'''

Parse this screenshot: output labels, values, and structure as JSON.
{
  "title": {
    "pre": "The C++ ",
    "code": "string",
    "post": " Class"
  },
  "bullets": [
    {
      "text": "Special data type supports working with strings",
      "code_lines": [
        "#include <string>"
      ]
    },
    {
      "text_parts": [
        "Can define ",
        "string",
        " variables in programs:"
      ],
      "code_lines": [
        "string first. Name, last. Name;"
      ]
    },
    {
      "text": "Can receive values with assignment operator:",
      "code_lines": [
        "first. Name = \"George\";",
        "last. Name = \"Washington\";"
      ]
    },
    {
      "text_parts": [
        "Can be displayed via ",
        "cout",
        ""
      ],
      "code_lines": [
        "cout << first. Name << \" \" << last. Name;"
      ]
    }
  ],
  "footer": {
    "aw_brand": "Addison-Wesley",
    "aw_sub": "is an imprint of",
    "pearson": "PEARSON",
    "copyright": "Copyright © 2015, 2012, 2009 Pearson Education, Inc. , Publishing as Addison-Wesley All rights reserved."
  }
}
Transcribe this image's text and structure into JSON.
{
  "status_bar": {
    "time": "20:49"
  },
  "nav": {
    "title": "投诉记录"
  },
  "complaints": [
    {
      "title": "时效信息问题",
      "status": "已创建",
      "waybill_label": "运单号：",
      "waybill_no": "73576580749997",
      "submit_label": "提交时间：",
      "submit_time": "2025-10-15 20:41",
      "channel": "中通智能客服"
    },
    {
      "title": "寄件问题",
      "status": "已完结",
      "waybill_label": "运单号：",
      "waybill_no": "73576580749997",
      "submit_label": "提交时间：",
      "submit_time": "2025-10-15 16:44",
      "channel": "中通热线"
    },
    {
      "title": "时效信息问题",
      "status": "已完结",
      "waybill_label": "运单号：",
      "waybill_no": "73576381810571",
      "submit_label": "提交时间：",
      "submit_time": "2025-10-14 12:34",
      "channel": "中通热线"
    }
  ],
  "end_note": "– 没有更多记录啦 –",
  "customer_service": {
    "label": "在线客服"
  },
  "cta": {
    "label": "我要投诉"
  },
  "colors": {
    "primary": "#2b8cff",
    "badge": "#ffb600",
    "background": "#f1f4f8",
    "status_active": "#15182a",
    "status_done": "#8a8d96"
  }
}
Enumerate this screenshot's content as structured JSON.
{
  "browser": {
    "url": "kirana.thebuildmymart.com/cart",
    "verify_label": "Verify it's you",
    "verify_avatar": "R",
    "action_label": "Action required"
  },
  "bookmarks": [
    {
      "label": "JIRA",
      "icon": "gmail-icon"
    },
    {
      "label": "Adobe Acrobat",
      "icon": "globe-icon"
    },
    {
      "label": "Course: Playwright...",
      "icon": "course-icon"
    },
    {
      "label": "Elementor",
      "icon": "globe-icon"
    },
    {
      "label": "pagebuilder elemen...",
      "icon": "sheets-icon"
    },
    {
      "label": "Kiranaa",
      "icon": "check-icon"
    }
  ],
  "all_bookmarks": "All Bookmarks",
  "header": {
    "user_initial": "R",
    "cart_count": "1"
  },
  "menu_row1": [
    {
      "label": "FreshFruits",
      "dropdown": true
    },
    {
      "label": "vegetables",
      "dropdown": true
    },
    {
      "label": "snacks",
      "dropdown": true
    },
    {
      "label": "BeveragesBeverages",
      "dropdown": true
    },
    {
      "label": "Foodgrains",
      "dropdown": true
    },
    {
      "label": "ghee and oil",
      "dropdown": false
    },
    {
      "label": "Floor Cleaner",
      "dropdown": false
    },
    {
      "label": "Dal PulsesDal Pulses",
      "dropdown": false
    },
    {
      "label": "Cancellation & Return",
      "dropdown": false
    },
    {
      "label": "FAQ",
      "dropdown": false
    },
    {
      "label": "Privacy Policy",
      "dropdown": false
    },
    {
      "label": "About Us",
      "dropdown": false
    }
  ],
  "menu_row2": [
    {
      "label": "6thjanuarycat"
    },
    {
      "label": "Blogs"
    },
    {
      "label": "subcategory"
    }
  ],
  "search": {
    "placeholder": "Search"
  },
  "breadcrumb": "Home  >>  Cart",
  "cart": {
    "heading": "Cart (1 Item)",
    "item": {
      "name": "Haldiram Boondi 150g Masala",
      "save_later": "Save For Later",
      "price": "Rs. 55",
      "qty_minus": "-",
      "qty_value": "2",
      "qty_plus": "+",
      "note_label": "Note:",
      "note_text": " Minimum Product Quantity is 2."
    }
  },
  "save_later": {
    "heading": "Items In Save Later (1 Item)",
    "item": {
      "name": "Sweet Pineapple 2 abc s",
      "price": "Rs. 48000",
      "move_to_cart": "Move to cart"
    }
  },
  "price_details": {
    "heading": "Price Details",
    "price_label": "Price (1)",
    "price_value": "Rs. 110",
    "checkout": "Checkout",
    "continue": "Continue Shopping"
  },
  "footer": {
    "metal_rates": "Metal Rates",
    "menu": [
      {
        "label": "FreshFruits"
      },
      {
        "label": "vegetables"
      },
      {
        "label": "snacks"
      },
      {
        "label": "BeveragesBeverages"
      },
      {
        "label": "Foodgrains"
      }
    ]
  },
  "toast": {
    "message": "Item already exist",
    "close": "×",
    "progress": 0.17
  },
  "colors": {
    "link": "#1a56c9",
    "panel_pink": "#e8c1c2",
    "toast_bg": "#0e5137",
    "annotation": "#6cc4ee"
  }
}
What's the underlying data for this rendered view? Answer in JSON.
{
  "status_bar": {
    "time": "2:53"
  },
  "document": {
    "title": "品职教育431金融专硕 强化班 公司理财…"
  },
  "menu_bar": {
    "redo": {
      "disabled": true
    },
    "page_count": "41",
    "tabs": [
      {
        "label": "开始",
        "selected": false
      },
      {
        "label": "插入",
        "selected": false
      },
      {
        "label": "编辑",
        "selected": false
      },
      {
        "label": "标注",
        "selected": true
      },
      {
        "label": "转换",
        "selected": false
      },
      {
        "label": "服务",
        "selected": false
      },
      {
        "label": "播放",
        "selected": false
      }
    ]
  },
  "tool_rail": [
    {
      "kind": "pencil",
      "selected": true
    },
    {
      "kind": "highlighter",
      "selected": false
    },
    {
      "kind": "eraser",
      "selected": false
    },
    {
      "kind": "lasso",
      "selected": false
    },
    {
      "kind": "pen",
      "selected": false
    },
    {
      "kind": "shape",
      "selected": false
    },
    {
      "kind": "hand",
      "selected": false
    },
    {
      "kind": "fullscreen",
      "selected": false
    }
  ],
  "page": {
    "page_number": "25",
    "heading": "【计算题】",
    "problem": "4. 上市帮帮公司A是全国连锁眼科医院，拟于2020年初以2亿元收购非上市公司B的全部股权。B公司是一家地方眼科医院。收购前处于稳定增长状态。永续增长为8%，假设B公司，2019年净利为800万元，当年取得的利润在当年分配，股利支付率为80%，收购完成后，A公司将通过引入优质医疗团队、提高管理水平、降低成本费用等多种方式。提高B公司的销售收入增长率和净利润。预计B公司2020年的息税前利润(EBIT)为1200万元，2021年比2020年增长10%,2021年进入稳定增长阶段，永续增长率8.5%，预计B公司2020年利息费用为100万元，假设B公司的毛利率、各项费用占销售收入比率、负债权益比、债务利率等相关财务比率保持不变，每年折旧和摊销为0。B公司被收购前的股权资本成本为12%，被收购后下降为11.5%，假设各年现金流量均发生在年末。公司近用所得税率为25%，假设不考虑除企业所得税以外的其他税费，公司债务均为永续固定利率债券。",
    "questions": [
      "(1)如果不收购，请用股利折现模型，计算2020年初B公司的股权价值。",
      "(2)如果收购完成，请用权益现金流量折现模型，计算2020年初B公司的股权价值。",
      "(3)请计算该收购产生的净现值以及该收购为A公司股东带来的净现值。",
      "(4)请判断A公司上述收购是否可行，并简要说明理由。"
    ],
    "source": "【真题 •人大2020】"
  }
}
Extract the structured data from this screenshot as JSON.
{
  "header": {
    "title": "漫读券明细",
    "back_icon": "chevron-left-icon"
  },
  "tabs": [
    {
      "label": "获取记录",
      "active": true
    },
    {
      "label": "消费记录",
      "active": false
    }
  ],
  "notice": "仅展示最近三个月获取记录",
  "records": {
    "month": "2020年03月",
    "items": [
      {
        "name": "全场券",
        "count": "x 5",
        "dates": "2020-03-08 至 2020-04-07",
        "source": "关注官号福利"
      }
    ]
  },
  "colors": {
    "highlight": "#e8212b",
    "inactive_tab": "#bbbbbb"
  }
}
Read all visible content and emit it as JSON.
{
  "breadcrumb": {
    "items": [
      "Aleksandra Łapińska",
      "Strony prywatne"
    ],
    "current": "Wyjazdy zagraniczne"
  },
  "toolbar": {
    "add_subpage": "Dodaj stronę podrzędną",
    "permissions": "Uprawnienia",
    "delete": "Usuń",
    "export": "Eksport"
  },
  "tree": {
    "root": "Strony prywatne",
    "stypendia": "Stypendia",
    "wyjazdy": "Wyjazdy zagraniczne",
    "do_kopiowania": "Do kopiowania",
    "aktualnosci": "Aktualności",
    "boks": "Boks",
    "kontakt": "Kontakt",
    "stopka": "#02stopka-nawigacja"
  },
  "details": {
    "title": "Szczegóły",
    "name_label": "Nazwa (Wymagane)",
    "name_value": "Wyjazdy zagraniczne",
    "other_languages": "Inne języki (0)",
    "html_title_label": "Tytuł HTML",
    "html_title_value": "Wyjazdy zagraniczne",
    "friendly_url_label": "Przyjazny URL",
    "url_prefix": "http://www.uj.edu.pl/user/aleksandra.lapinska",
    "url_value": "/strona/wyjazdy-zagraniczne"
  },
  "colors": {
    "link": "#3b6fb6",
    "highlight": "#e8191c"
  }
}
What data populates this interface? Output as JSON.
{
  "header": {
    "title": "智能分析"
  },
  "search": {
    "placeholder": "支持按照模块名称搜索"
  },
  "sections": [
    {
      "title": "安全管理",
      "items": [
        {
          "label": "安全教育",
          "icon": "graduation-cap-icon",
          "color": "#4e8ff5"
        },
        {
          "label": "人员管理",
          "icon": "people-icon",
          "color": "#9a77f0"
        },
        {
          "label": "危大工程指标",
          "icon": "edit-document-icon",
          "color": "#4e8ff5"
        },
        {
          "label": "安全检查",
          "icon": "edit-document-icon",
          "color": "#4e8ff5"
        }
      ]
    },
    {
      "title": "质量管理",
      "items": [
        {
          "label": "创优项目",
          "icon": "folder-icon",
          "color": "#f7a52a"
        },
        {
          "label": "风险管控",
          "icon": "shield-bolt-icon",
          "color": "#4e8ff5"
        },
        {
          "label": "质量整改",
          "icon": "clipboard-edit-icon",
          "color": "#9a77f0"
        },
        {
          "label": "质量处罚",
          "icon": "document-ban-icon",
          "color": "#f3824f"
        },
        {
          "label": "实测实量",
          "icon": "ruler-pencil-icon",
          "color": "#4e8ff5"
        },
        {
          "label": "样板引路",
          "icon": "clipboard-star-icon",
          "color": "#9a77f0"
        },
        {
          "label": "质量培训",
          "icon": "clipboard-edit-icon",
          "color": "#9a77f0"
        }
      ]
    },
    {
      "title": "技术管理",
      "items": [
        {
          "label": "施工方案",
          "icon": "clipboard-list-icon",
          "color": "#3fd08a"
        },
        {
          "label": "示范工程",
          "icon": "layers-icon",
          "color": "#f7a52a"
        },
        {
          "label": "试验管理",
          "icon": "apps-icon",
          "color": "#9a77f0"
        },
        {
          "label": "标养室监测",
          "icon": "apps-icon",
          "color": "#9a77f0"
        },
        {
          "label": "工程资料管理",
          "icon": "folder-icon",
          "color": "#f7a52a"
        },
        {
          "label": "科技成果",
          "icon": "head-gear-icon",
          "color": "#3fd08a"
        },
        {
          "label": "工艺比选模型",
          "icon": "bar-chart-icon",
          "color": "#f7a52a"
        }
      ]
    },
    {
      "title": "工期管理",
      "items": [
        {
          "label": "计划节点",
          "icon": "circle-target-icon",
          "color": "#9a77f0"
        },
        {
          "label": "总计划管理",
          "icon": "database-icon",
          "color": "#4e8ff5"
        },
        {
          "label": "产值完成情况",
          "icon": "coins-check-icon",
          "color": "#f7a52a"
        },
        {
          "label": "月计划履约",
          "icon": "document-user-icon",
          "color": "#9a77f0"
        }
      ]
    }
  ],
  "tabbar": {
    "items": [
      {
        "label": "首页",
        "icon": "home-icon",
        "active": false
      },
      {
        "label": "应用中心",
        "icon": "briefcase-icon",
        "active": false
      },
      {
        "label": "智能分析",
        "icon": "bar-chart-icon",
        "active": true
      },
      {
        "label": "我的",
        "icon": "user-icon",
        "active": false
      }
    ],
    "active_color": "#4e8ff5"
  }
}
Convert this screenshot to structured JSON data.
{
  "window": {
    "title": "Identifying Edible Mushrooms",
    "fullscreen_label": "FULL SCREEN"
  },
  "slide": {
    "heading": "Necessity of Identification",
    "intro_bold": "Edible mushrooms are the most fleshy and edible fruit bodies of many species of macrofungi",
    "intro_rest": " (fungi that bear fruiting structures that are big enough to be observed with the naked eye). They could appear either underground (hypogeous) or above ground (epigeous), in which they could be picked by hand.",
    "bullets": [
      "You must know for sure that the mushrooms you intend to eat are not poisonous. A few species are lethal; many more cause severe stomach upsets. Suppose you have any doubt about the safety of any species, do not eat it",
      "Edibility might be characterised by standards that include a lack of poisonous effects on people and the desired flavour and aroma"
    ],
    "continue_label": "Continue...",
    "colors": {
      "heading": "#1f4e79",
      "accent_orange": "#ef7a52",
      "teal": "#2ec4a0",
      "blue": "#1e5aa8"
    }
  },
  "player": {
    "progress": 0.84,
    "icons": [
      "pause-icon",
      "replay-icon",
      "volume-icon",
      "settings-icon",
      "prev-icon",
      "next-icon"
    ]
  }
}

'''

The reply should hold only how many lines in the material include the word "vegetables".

2